Required action: Although the data holds pictures, return only the lines from the one containing "Extract the structured" to the end, exactly, and without them.

· · · · ·

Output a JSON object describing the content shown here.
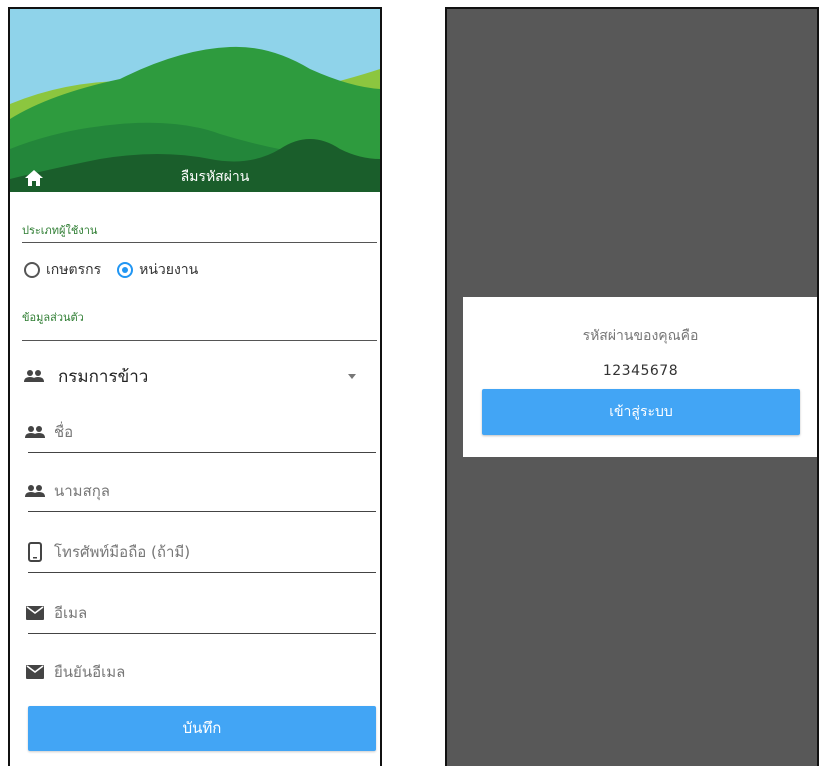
{
  "register_screen": {
    "header": {
      "title": "ลืมรหัสผ่าน",
      "home_icon": "home-icon"
    },
    "user_type": {
      "label": "ประเภทผู้ใช้งาน",
      "options": [
        {
          "label": "เกษตรกร",
          "selected": false
        },
        {
          "label": "หน่วยงาน",
          "selected": true
        }
      ]
    },
    "personal_info": {
      "label": "ข้อมูลส่วนตัว",
      "department_select": {
        "value": "กรมการข้าว",
        "icon": "people-icon"
      },
      "fields": [
        {
          "placeholder": "ชื่อ",
          "icon": "people-icon"
        },
        {
          "placeholder": "นามสกุล",
          "icon": "people-icon"
        },
        {
          "placeholder": "โทรศัพท์มือถือ (ถ้ามี)",
          "icon": "phone-icon"
        },
        {
          "placeholder": "อีเมล",
          "icon": "mail-icon"
        },
        {
          "placeholder": "ยืนยันอีเมล",
          "icon": "mail-icon"
        }
      ]
    },
    "save_button": "บันทึก"
  },
  "result_dialog": {
    "title": "รหัสผ่านของคุณคือ",
    "password": "12345678",
    "login_button": "เข้าสู่ระบบ"
  },
  "colors": {
    "accent": "#42a5f5",
    "label_green": "#2e7d32",
    "overlay": "#585858"
  }
}
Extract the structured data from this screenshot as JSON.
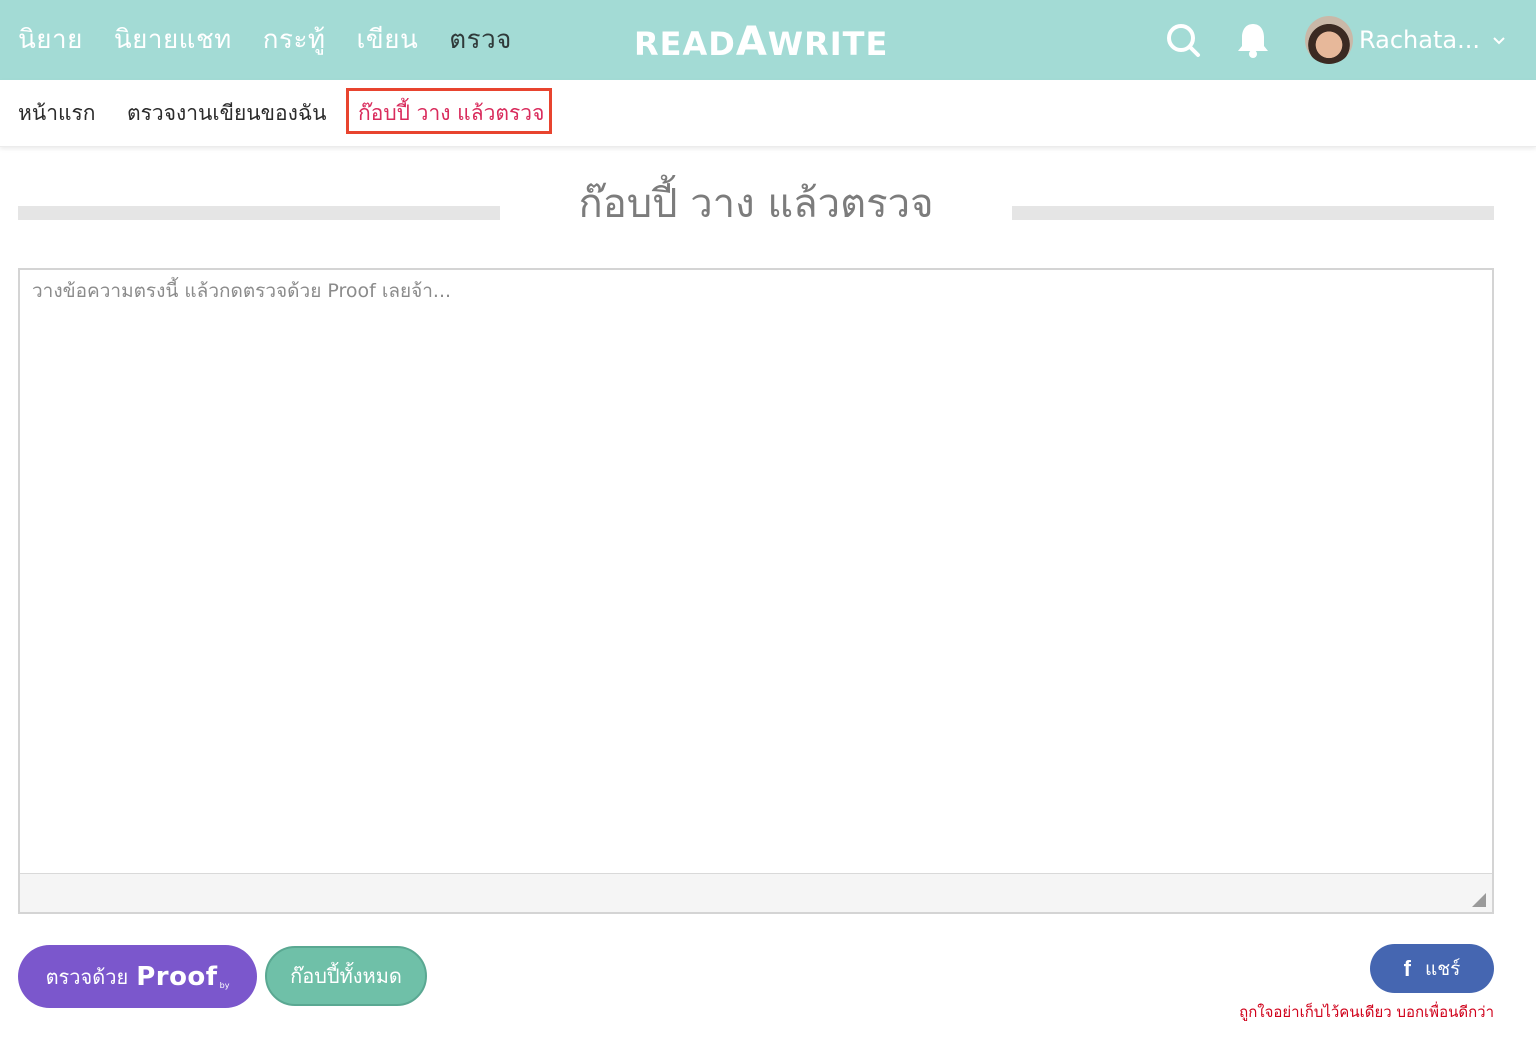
{
  "header": {
    "nav": [
      "นิยาย",
      "นิยายแชท",
      "กระทู้",
      "เขียน",
      "ตรวจ"
    ],
    "active_nav": "ตรวจ",
    "logo_left": "READ",
    "logo_mid": "A",
    "logo_right": "WRITE",
    "search_icon": "search-icon",
    "notification_icon": "bell-icon",
    "username": "Rachata...",
    "bg_color": "#a3dbd5"
  },
  "subnav": {
    "items": [
      "หน้าแรก",
      "ตรวจงานเขียนของฉัน",
      "ก๊อบปี้ วาง แล้วตรวจ"
    ],
    "active": "ก๊อบปี้ วาง แล้วตรวจ"
  },
  "main": {
    "title": "ก๊อบปี้ วาง แล้วตรวจ",
    "textarea_placeholder": "วางข้อความตรงนี้ แล้วกดตรวจด้วย Proof เลยจ้า...",
    "textarea_value": ""
  },
  "actions": {
    "proof_label": "ตรวจด้วย",
    "proof_brand": "Proof",
    "proof_by": "by",
    "copy_all_label": "ก๊อบปี้ทั้งหมด",
    "share_icon": "f",
    "share_label": "แชร์",
    "share_note": "ถูกใจอย่าเก็บไว้คนเดียว บอกเพื่อนดีกว่า"
  },
  "colors": {
    "accent_teal": "#a3dbd5",
    "active_pink": "#d92b5c",
    "highlight_red": "#e8442f",
    "proof_purple": "#7b57cc",
    "copy_green": "#6fc0a8",
    "facebook_blue": "#4566b1",
    "note_red": "#d0021b"
  }
}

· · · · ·

Response:
Extract the structured data from this screenshot as JSON.
{
  "header": {
    "nav": [
      "นิยาย",
      "นิยายแชท",
      "กระทู้",
      "เขียน",
      "ตรวจ"
    ],
    "active_nav": "ตรวจ",
    "logo_left": "READ",
    "logo_mid": "A",
    "logo_right": "WRITE",
    "search_icon": "search-icon",
    "notification_icon": "bell-icon",
    "username": "Rachata...",
    "bg_color": "#a3dbd5"
  },
  "subnav": {
    "items": [
      "หน้าแรก",
      "ตรวจงานเขียนของฉัน",
      "ก๊อบปี้ วาง แล้วตรวจ"
    ],
    "active": "ก๊อบปี้ วาง แล้วตรวจ"
  },
  "main": {
    "title": "ก๊อบปี้ วาง แล้วตรวจ",
    "textarea_placeholder": "วางข้อความตรงนี้ แล้วกดตรวจด้วย Proof เลยจ้า...",
    "textarea_value": ""
  },
  "actions": {
    "proof_label": "ตรวจด้วย",
    "proof_brand": "Proof",
    "proof_by": "by",
    "copy_all_label": "ก๊อบปี้ทั้งหมด",
    "share_icon": "f",
    "share_label": "แชร์",
    "share_note": "ถูกใจอย่าเก็บไว้คนเดียว บอกเพื่อนดีกว่า"
  },
  "colors": {
    "accent_teal": "#a3dbd5",
    "active_pink": "#d92b5c",
    "highlight_red": "#e8442f",
    "proof_purple": "#7b57cc",
    "copy_green": "#6fc0a8",
    "facebook_blue": "#4566b1",
    "note_red": "#d0021b"
  }
}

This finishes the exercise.